“There was nothing on the ballot paper that said “…and everyone opposing leaving the EU will be banned from speaking about, protesting & campaigning for Remain ever ever ever. Brexit is for the Tories to deliver. If they can’t do it they only have themselves to blame. Shutting down Parliament also means MPs cannot scrutinise all of the other non-Brexit policies & work of Government- not an insignificant list of things. That really is undemocratic.“
Splits in the pro-leave side and the pro-remain side.
I can’t recall a time when both the party in government and the lead opposition party appeared so split. Interestingly, the move by the Prime Minister to suspend/prorogue Parliament has hardened the splits between what’s left of the one nation tradition in the Tory Party vs the pro-Leave side, while bringing together wildly different factions not just within the Labour Party, but also those to the left of Labour and those to the right of it. Seeing dozens of Liberal Democrats protesting under the same umbrella as far left paper sellers was a surreal sight in Cambridge today. Yet all it takes is an inflammatory remark from one political sect against another and all hell can break loose.
Going beyond defending democracy, to building and strengthening it – Mrs Keynes sets the example
If I was going to make a speech on that theme, it would have been one that referred to the example of Florence Ada Keynes – someone who spent her adult life building democracy in Cambridge as well as influencing Westminster. In 1914 she persuaded Parliament to remove the ban on married women from standing for election. A few weeks later, the people of Fitzwilliam ward elected her to become our first woman councillor – persuading the Conservatives not to stand against her given that war had just broken out.
Image: The British Newspaper Archive.
In 1932, she was elected our second woman mayor following Eva Hartree in 1924. She got our present guildhall built – one from the inside at least that was suitable for modern local government and with a large enough council chamber. That was despite the huge opposition (who could not unify behind an alternative).
Eglantyne Jebb building democracy
The founder of Save The Children researched and wrote the first social scientific study of poverty and multiple deprivation in Cambridge’s history. Published in 1906, it busted many myths about what caused it – the menfolk attributing much of it to ‘ladies with loose morals’. Eglantyne, along with Margaret Keynes (Florence’s daughter) and Gwen Darwin (later Raverat – and a grand daughter of Charles Darwin) did the data collection and analysis, and demonstrated that it was poor town planning and poor public health.

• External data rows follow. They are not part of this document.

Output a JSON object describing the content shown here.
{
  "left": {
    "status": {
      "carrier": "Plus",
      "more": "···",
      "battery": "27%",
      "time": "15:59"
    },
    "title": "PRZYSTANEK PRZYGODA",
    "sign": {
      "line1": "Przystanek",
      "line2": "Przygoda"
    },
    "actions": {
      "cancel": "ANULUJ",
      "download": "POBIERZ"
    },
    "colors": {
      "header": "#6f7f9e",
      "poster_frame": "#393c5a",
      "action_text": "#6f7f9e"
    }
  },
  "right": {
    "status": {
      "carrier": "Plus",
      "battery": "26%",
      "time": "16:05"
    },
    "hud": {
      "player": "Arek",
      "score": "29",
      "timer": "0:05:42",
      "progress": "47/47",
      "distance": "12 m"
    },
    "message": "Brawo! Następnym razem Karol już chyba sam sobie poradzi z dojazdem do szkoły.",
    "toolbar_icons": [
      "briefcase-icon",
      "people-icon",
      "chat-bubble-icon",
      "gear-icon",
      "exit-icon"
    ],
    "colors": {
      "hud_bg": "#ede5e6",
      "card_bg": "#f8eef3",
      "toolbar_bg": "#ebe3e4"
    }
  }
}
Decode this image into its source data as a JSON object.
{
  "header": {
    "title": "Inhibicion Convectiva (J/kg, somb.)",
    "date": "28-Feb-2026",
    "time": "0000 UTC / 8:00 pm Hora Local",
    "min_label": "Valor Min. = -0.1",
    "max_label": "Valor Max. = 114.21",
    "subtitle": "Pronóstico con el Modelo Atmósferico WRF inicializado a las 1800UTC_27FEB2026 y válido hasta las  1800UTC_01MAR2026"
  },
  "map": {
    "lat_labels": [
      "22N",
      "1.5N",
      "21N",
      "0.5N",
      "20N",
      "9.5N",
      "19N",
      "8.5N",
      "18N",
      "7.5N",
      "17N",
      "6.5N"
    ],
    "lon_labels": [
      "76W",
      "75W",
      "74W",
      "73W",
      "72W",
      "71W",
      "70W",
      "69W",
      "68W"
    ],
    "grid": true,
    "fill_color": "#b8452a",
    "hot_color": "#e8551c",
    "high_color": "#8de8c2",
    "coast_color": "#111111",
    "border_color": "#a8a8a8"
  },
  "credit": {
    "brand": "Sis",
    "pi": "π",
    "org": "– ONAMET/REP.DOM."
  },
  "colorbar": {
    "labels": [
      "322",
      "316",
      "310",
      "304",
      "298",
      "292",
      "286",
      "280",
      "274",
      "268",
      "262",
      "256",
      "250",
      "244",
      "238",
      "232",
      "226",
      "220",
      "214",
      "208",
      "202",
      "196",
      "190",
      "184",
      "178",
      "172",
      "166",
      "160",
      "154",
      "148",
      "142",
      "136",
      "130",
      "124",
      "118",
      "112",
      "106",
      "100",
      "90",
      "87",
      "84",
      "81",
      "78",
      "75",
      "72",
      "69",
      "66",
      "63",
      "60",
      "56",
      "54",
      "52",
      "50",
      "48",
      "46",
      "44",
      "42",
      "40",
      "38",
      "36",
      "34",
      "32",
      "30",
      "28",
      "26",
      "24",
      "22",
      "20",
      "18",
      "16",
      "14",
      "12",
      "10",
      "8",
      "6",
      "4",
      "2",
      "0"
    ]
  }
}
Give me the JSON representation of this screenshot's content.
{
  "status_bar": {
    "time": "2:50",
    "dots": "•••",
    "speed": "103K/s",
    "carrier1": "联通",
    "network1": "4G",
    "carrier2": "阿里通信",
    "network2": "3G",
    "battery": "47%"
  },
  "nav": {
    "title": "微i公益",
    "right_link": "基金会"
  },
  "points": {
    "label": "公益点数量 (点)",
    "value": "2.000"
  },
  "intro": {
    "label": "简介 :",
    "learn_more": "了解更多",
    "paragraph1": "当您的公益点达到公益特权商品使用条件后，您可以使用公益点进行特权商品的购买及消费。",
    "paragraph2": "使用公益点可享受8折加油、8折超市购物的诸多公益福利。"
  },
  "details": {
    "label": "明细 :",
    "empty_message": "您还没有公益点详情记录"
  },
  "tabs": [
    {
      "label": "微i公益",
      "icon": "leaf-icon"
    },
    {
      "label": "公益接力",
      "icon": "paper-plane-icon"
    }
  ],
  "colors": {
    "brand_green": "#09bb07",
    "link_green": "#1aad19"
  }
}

A hero and a pioneer – Eglantyne Jebb, using a social scientific approach to public policy in Cambridge in the early 1900s. Photo: Cambridgeshire Collection.
My take is that there is much we can learn from the example of the Women who made modern Cambridge so far as strengthening our democracy is concerned. It’s not all about speeches and marches, important as they are for raising awareness. I’ll be speaking about Florence, Eglantyne and their network of friends, relatives and activists who transformed our city for the better, at the Open Cambridge Festival. Details of my talk at Anglia Ruskin University are here.